--- Records ---

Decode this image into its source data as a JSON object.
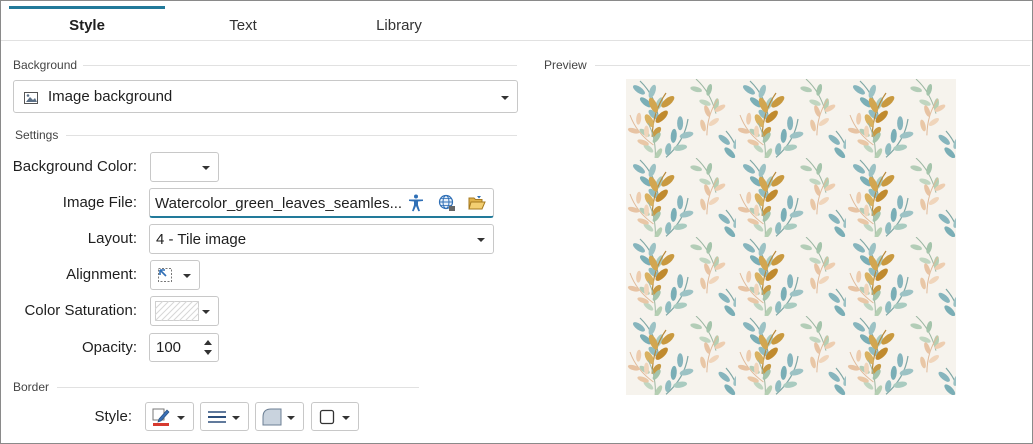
{
  "tabs": [
    {
      "label": "Style",
      "active": true
    },
    {
      "label": "Text",
      "active": false
    },
    {
      "label": "Library",
      "active": false
    }
  ],
  "background_section": {
    "label": "Background",
    "type_dropdown": {
      "icon": "image-icon",
      "value": "Image background"
    }
  },
  "settings_section": {
    "label": "Settings",
    "background_color": {
      "label": "Background Color:",
      "value": "#ffffff"
    },
    "image_file": {
      "label": "Image File:",
      "value": "Watercolor_green_leaves_seamles...",
      "icons": [
        "accessibility-icon",
        "web-globe-icon",
        "open-folder-icon"
      ]
    },
    "layout": {
      "label": "Layout:",
      "value": "4 - Tile image"
    },
    "alignment": {
      "label": "Alignment:",
      "icon": "align-top-left-icon"
    },
    "color_saturation": {
      "label": "Color Saturation:",
      "icon": "saturation-pattern-icon"
    },
    "opacity": {
      "label": "Opacity:",
      "value": "100"
    }
  },
  "border_section": {
    "label": "Border",
    "style_label": "Style:",
    "buttons": [
      "pen-color-icon",
      "line-weight-icon",
      "corner-shape-icon",
      "border-box-icon"
    ]
  },
  "preview_section": {
    "label": "Preview",
    "pattern": "watercolor leaves",
    "colors": {
      "teal": "#7fb3bd",
      "sage": "#9fc0a6",
      "ochre": "#c8983c",
      "peach": "#e8c09e",
      "background": "#f6f3ed"
    }
  },
  "accent_color": "#227a9a"
}
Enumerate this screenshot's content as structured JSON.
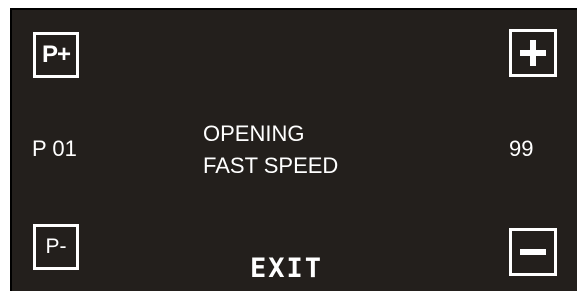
{
  "buttons": {
    "p_plus_label": "P+",
    "p_minus_label": "P-",
    "plus_icon": "plus-icon",
    "minus_icon": "minus-icon",
    "exit_label": "EXIT"
  },
  "display": {
    "parameter": "P 01",
    "label_line1": "OPENING",
    "label_line2": "FAST SPEED",
    "value": "99"
  },
  "colors": {
    "background": "#231f1c",
    "foreground": "#ffffff"
  }
}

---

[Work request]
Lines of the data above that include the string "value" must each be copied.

[Answer section]
      "value": "Image background"
      "value": "#ffffff"
      "value": "Watercolor_green_leaves_seamles...",
      "value": "4 - Tile image"
      "value": "100"
    "value": "99"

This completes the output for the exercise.